General Mills seems to have it out for your New Year’s resolutions.

The Golden Valley-based company on Thursday made its semiannual announcement of new products that have just hit store shelves — or soon will.

The offerings tilt heavily toward chocolate, peanuts and fruity sweetness: Chocolate Peanut Butter Cheerios. Nature Valley Layered Bar with almond butter and chocolate. Fiber One Cookie Bites in chocolate and lemon.

It has created a new version of Lucky Charms by mixing it with frosted cornflakes instead of toasted oats. The cereal, which came out this week, quickly became a hot topic on food and snack websites.

Students in K-12 schools will see Pillsbury Filled Crescent Rolls in chocolate or grape in the school cafeteria. Even the spiciness of a new Old El Paso fajita sauce is tempered by honey.

“Superfoods like kale and quinoa have emerged in popularity over the years,” company spokeswoman Laura Knutson wrote in a blog post announcing the 32 new items, “but it turns out that people still love classic flavors like chocolate, peanut butter and fruit.”

The company notes that while chocolate seems to be universally loved, peanut butter is distinctly American.
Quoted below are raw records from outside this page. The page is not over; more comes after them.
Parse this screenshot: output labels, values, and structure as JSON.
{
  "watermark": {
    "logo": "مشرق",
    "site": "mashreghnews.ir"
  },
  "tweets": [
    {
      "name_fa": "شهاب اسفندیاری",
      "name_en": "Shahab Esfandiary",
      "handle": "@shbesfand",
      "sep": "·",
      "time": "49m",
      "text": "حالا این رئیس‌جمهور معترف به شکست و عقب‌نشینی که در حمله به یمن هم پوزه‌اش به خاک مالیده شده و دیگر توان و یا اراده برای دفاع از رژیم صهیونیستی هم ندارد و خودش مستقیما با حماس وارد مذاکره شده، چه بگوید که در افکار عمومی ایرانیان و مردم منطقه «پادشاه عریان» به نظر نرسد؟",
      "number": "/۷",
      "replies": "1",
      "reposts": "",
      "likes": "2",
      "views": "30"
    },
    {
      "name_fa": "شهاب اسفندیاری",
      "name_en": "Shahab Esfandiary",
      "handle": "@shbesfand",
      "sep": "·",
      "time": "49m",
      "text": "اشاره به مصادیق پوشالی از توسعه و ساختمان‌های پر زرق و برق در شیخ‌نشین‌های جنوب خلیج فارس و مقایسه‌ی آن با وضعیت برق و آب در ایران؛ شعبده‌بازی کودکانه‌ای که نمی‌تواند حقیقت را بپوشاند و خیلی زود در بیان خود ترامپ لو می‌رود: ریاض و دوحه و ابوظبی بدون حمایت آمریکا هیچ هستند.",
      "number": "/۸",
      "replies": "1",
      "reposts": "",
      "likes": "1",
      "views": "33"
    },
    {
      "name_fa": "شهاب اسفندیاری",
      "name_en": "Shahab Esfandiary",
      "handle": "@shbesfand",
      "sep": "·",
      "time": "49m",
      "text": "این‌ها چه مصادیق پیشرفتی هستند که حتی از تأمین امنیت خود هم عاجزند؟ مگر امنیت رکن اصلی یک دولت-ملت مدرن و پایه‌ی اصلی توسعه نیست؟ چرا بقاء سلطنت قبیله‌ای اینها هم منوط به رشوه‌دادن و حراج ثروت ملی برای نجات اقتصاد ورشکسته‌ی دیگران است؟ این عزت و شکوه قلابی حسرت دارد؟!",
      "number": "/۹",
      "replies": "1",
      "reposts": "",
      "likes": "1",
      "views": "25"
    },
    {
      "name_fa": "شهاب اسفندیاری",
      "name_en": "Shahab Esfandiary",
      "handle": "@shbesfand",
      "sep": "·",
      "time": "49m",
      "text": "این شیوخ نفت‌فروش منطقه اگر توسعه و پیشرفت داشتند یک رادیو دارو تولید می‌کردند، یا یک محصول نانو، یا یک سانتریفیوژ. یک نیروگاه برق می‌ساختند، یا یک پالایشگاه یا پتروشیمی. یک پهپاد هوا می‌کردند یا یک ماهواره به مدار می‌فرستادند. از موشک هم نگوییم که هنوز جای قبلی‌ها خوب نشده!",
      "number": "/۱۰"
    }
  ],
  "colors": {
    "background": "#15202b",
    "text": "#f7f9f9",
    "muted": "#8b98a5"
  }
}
Europeans consume an average of one tablespoon a year, while the U.S. average is about 22 tablespoons per person per year.

But with peanut butter’s growing in popularity in Europe, General Mills will roll out a new Häagen-Dazs peanut butter ice cream in pints and stick bars this winter.

The company is sticking to traditional flavors in Asia, with red bean and green tea in a line of mochi-based Häagen-Dazs ice creams. Mochi is a soft, chewy rice cake, sometimes filled with red beans or other pastes and creams.

In its biggest product category, cereals, General Mills is expanding into shredded wheat for the first time. It is taking on rivals Kellogg and Post with Blasted Shreds, which will initially come in two flavors: peanut butter and chocolate, and Cinnamon Toast Crunch. Its Annie’s Homegrown brand will offer organic Cinnabunnies Cereal that boasts its gluten-free qualities.

The mashup between the nostalgic Lucky Charms marshmallows and sweetened cornflakes goes beyond generating buzz on social media. It’s a strategic update for the leprechaun and a product that dates back to 1964.

“Lucky Charms has been around for a long time, and doesn’t have a great halo as far as how it’s perceived from a category standpoint or for its nutrition,” said Rick Shea, a former Malt-O-Meal executive who now runs a Chanhassen-based food consultancy business. “This is one way they’re directly attacking Kellogg’s Frosted Flakes, a franchise and main seller that General Mills doesn’t have a direct competitive alternative.”

The company also is building on new brands.

Oui by Yoplait, the company’s new French yogurt line, will add four new fruit offerings, including key lime and raspberry. Company executives credited strong initial sales of Oui for helping to slow the rate of declining sales of its broader yogurt business.

General Mills for years has tried to balance its product offerings with the competing desires of consumers, who swing between seeking out healthy foods and some that aren’t as healthy but taste good. Executives make no apologies about appealing to the sweeter side of those desires. As Knutson wrote, “Making food people love is our job.”